Time to solve the crime. The next morning, the gang goes to Lily Green’s apartment, which is a mess. They poke around and find a photo of Lily with a man and that she made a lot of phone calls to someone named Toby Warren. Turns out, he’s her boyfriend and the guy in the photo. Frankie starts tracking Warren’s cell phone, which leads them to a warehouse, where Mr. Warren is very dead. They determine the killing was an execution, and by the blood trajectory on him and on Lily’s clothes, she would have been right next to him when he was shot. So, she’s not the killer.
Maura and Jane tell Lily who she is and a little bit about herself. She says none of it is familiar, but when shown a photo of Toby, she freaks out. She remembers that Toby–who’s really a good guy, really, he just needed some money–robbed a drug dealer named Kyle and paid for it with a bullet to the head.
Frankie walks into the station carrying some record albums. Vintage vinyl, that is, from Frost’s place. Korsak looks at the records and says it’s helped him decide on the music for the funeral. It looks to me like Bruce McGill barely got through this scene without crying.
The case is wrapped up. A stakeout results in Kyle’s arrest. Lily, still recovering her memory, is picked up at the station by her father. She thanks Jane for her help.
That brings the funeral, which is as gut-wrenching as expected. There’s a montage of photos of Lee Thompson Young, many taken on-set with his co-stars. Jane gives a moving eulogy. I don’t think I’ve ever seen a scene like this in a TV show before, where the actors are obviously memorializing not only a character on the show, but someone they all knew and liked in real life. As the camera pans over those assembled in the church, Lorraine Bracco and McGill look particularly stunned and numb.
Jane is home at the end of a tough day and is going through her mail. She comes across a postcard from Frost. The card reads, Couldn’t be better here, but I miss you anyway. Jane collapses against the wall and cries.

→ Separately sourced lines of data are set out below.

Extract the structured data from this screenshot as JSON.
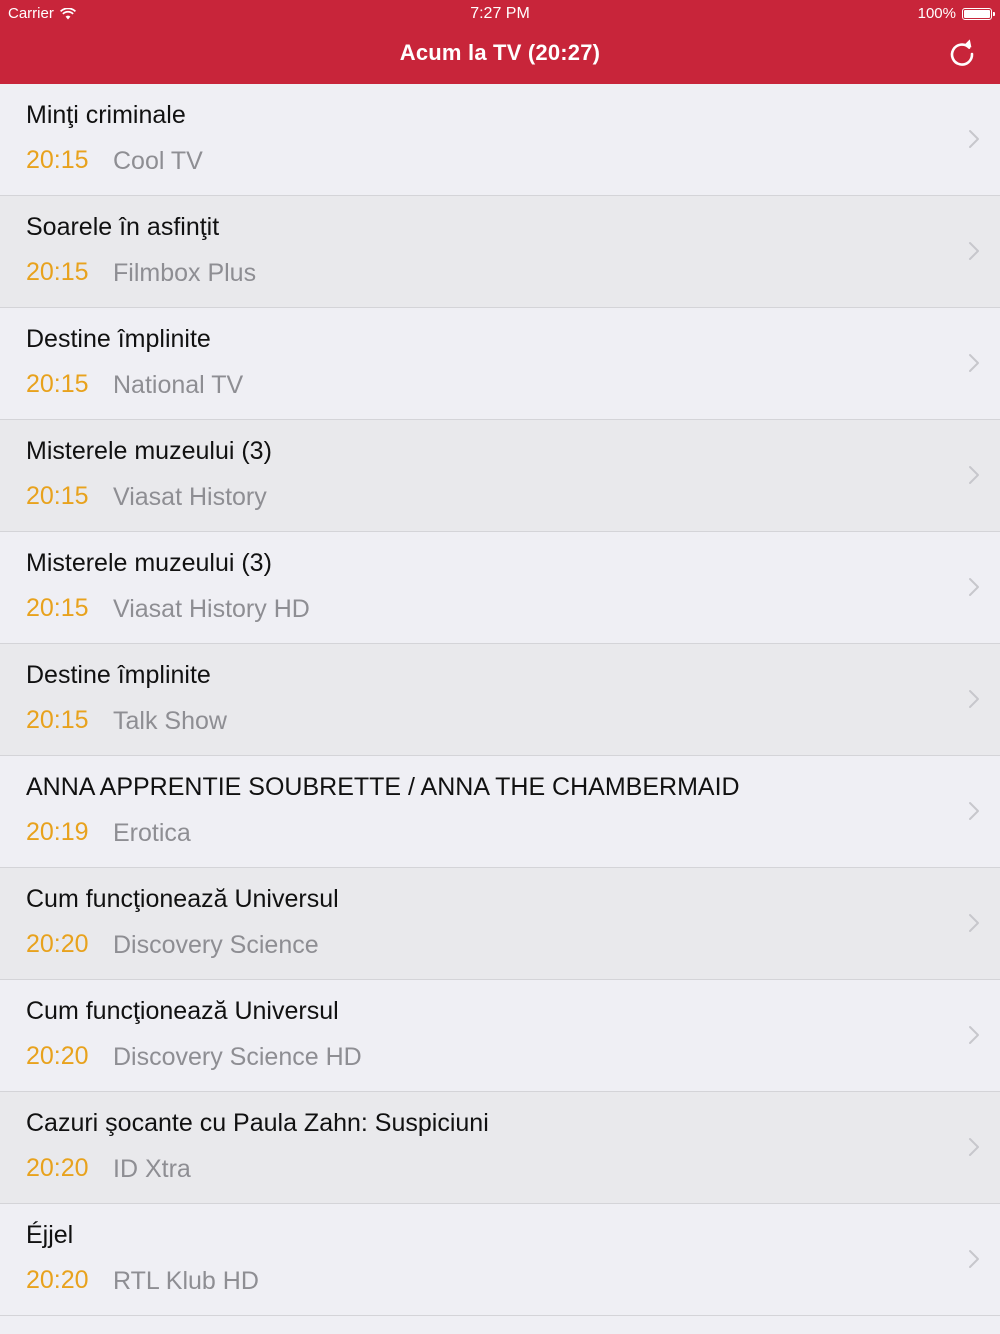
{
  "status_bar": {
    "carrier": "Carrier",
    "wifi_icon": "wifi-icon",
    "time": "7:27 PM",
    "battery_percent": "100%",
    "battery_level": 1.0
  },
  "nav": {
    "title": "Acum la TV (20:27)",
    "refresh_icon": "refresh-icon"
  },
  "colors": {
    "header": "#c8253a",
    "time_accent": "#e8a21d",
    "channel_text": "#8e8e93"
  },
  "programs": [
    {
      "title": "Minţi criminale",
      "time": "20:15",
      "channel": "Cool TV"
    },
    {
      "title": "Soarele în asfinţit",
      "time": "20:15",
      "channel": "Filmbox Plus"
    },
    {
      "title": "Destine împlinite",
      "time": "20:15",
      "channel": "National TV"
    },
    {
      "title": "Misterele muzeului (3)",
      "time": "20:15",
      "channel": "Viasat History"
    },
    {
      "title": "Misterele muzeului (3)",
      "time": "20:15",
      "channel": "Viasat History HD"
    },
    {
      "title": "Destine împlinite",
      "time": "20:15",
      "channel": "Talk Show"
    },
    {
      "title": "ANNA APPRENTIE SOUBRETTE / ANNA THE CHAMBERMAID",
      "time": "20:19",
      "channel": "Erotica"
    },
    {
      "title": "Cum funcţionează Universul",
      "time": "20:20",
      "channel": "Discovery Science"
    },
    {
      "title": "Cum funcţionează Universul",
      "time": "20:20",
      "channel": "Discovery Science HD"
    },
    {
      "title": "Cazuri şocante cu Paula Zahn: Suspiciuni",
      "time": "20:20",
      "channel": "ID Xtra"
    },
    {
      "title": "Éjjel",
      "time": "20:20",
      "channel": "RTL Klub HD"
    }
  ]
}
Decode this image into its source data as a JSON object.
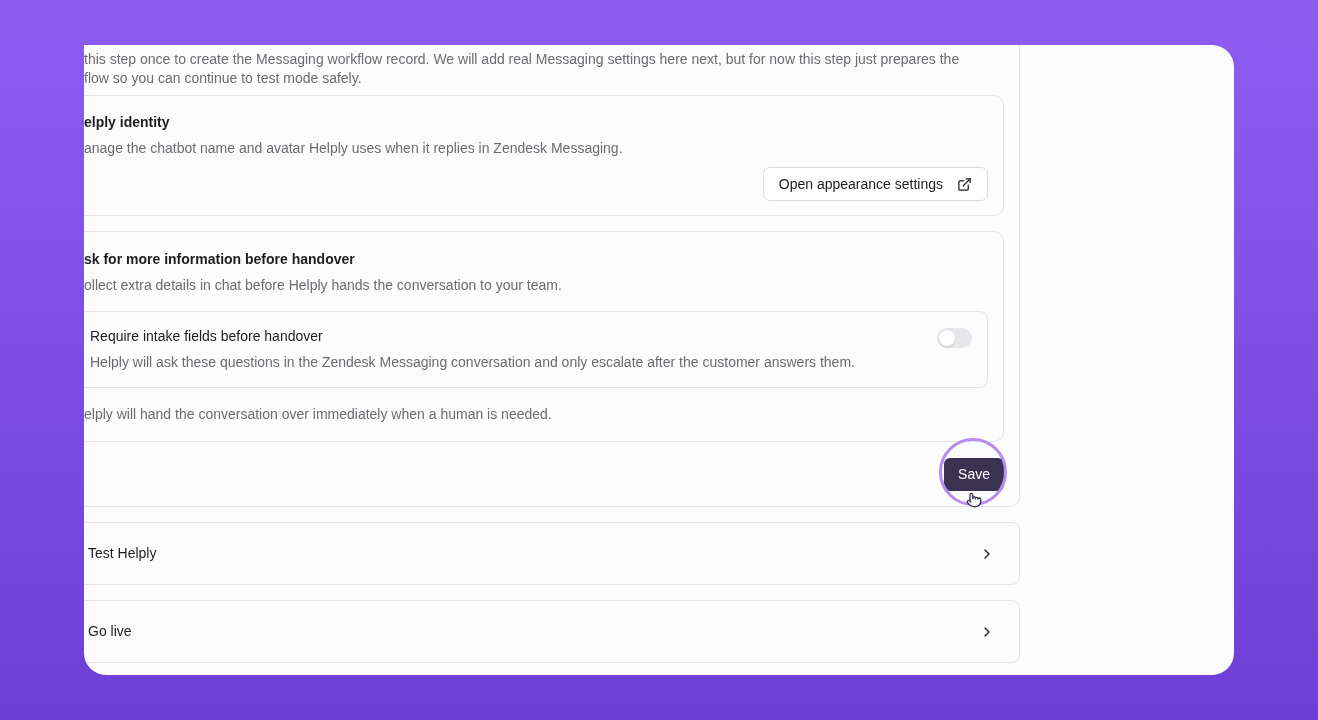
{
  "intro": "this step once to create the Messaging workflow record. We will add real Messaging settings here next, but for now this step just prepares the",
  "intro_line_2": "flow so you can continue to test mode safely.",
  "identity": {
    "title": "elply identity",
    "description": "anage the chatbot name and avatar Helply uses when it replies in Zendesk Messaging.",
    "button": "Open appearance settings"
  },
  "handover": {
    "title": "sk for more information before handover",
    "description": "ollect extra details in chat before Helply hands the conversation to your team.",
    "option": {
      "title": "Require intake fields before handover",
      "description": "Helply will ask these questions in the Zendesk Messaging conversation and only escalate after the customer answers them.",
      "on": false
    },
    "note": "elply will hand the conversation over immediately when a human is needed."
  },
  "save_button": "Save",
  "steps": [
    {
      "label": "Test Helply"
    },
    {
      "label": "Go live"
    }
  ]
}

Overall, the episode was a well-done, sincere tribute to LTY. It couldn’t have been an easy one for the cast to make. Back to the usual nonsense next week.